One of the key questions for the Open Banking Implementation Entity (OBIE), the body responsible for overseeing the implementation of Open Banking, is how to re-frame its perception once there are products that showcase the benefits.
Have banks exposed their hand?
The Emerging Payments Association’s Director General, Tony Craddock, recently penned an open letter to the OBIE, highlighting its concerns with the attitude of the banks to facilitating Open Banking.
“EPA members have noted that the nine banks currently covered by the CMA framework have displayed varying levels of enthusiasm in embracing some aspects of Open Banking, with some being described as striving to meet the letter of the law, rather than the spirit of Open Banking,” Craddock tells the OBIE.
“In an era of heightened concerns around data security and a lack of commercial incentive to go ‘over and above’ the strict regulatory requirements, this is perhaps unsurprising.”
As things currently stand third party providers are struggling to build usable services that plug into the APIs that have been made available by banks, and so PISP testing has ground to a halt. The “lack of commercial incentive to go ‘over and above’ the strict regulatory requirements” has resulted in banks’ compliance teams being determined to satisfy the demands of the regulation without regarding its ultimate purpose, and ignoring separate ‘innovation’ teams that are developing an understanding of how PSD2 can enrich the customer experience through Open Banking.
And in another blow to customer experience, there is further suggestion that some non-CMA9 banks will not even attempt to build the APIs at all, and instead revert straight to the regulation’s enforced fall-back option of permitting screen scraping out of fear that their APIs will not meet the required standards. The more cost-effective solution, which is currently compliant under the regulation, is to bypass creating the APIs altogether, so that the cost of only one technology solution is absorbed instead of two.

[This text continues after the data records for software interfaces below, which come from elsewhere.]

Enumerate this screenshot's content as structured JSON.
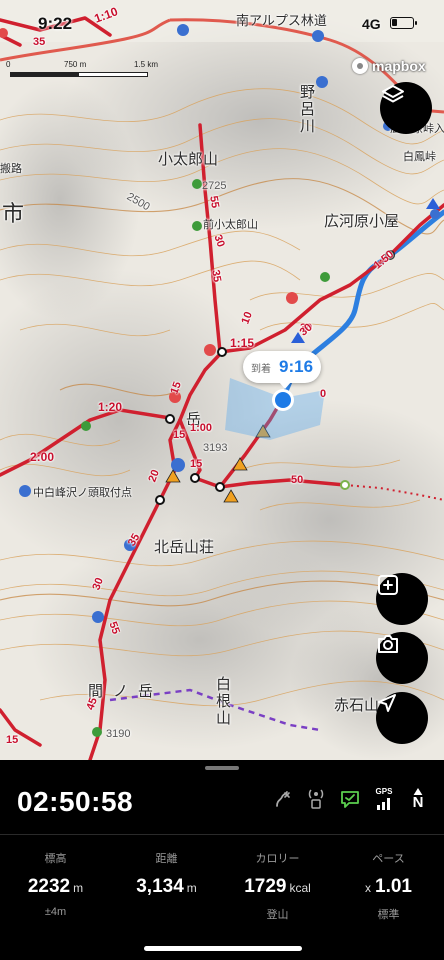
{
  "status_bar": {
    "time": "9:22",
    "network": "4G",
    "battery_level": 0.25
  },
  "scale": {
    "ticks": [
      "0",
      "750 m",
      "1.5 km"
    ]
  },
  "attribution": {
    "brand": "mapbox"
  },
  "map": {
    "place_labels": [
      {
        "id": "rindo",
        "text": "南アルプス林道"
      },
      {
        "id": "hirokawara-pass",
        "text": "広河原峠入"
      },
      {
        "id": "hakuho-pass",
        "text": "白鳳峠"
      },
      {
        "id": "noro-river",
        "text": "野呂川"
      },
      {
        "id": "kotaro-yama",
        "text": "小太郎山"
      },
      {
        "id": "elev-2725",
        "text": "2725"
      },
      {
        "id": "maekotaro",
        "text": "前小太郎山"
      },
      {
        "id": "hirokawara-hut",
        "text": "広河原小屋"
      },
      {
        "id": "city",
        "text": "市"
      },
      {
        "id": "kanpan-road",
        "text": "搬路"
      },
      {
        "id": "dake",
        "text": "岳"
      },
      {
        "id": "elev-3193",
        "text": "3193"
      },
      {
        "id": "nakashirane",
        "text": "中白峰沢ノ頭取付点"
      },
      {
        "id": "kitadake-sanso",
        "text": "北岳山荘"
      },
      {
        "id": "aino-dake",
        "text": "間ノ岳"
      },
      {
        "id": "shirane",
        "text": "白根山"
      },
      {
        "id": "akaishi",
        "text": "赤石山"
      },
      {
        "id": "elev-3190",
        "text": "3190"
      },
      {
        "id": "elev-2500",
        "text": "2500"
      }
    ],
    "course_times": [
      "1:10",
      "35",
      "1:15",
      "10",
      "30",
      "1:20",
      "15",
      "15",
      "2:00",
      "20",
      "30",
      "35",
      "35",
      "55",
      "15",
      "1:00",
      "50",
      "1:50",
      "30",
      "55",
      "30",
      "45",
      "15",
      "0"
    ]
  },
  "arrival": {
    "label": "到着",
    "time": "9:16"
  },
  "buttons": {
    "layers": "layers-icon",
    "add_memo": "add-note-icon",
    "camera": "camera-icon",
    "locate": "location-arrow-icon"
  },
  "panel": {
    "elapsed": "02:50:58",
    "status_icons": [
      "route-icon",
      "signal-tower-icon",
      "messaging-icon",
      "gps-icon",
      "compass-north-icon"
    ],
    "gps_label": "GPS",
    "compass_label": "N",
    "stats": [
      {
        "title": "標高",
        "value": "2232",
        "unit": "m",
        "prefix": "",
        "sub": "±4m"
      },
      {
        "title": "距離",
        "value": "3,134",
        "unit": "m",
        "prefix": "",
        "sub": ""
      },
      {
        "title": "カロリー",
        "value": "1729",
        "unit": "kcal",
        "prefix": "",
        "sub": "登山"
      },
      {
        "title": "ペース",
        "value": "1.01",
        "unit": "",
        "prefix": "x",
        "sub": "標準"
      }
    ]
  },
  "colors": {
    "route": "#d0202f",
    "track": "#2d7fe0",
    "accent": "#1e7be6",
    "contour": "#d9a460"
  }
}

RTS: the game changer on the horizon?
There is now a new date in the diary for stakeholders in PSD2: September 14 2019. That is the banks’ compliance deadline for the European Banking Authority’s Regulatory Technical Standards on Strong Customer Authentication (SCA) and Secure Open Standards of Communication (SCS), a directive that clarifies how banks should be permitting access to customer data.
In effect, whilst January 2018 was the deadline for banks to ensure they offered ‘access to account’ under Articles 65-67, September 2019 is the deadline for access in the specific manner required by the regulator. For some commentators the period between the implementation of PSD2 and the RTS deadline has allowed banks to defer compliance with the legislation, which is the root cause of the confusion and frustration that has slowed PSD2 progress since January.
There are still question marks that need to be addressed with the exact obligations the RTS will place upon the banks; what is clear is that a greater emphasis needs to be placed upon banks to work with the fintech community to make sure the objectives of PSD2 and Open Banking are met.
Big bang or slow evolution?
The delay from banks to fully commit to the spirit of Open Banking is certainly going to continue being a stumbling block to its progression, and may result in the payments community having to rethink the pace of evolution.
The experience the payments landscape has undergone with Open Banking in the relatively short period since PSD2 implementation has identified numerous issues that appear to be outside of the scope of the OBIE, and perhaps even the CMA remedies upon which the OBIE was founded. If this is indeed the case then then a question needs to be answered concerning who must address these issues. The solution may even require the CMA re-examining what it has mandated, all of which suggests that we may have to wait a while longer until we see any impactful success of Open Banking.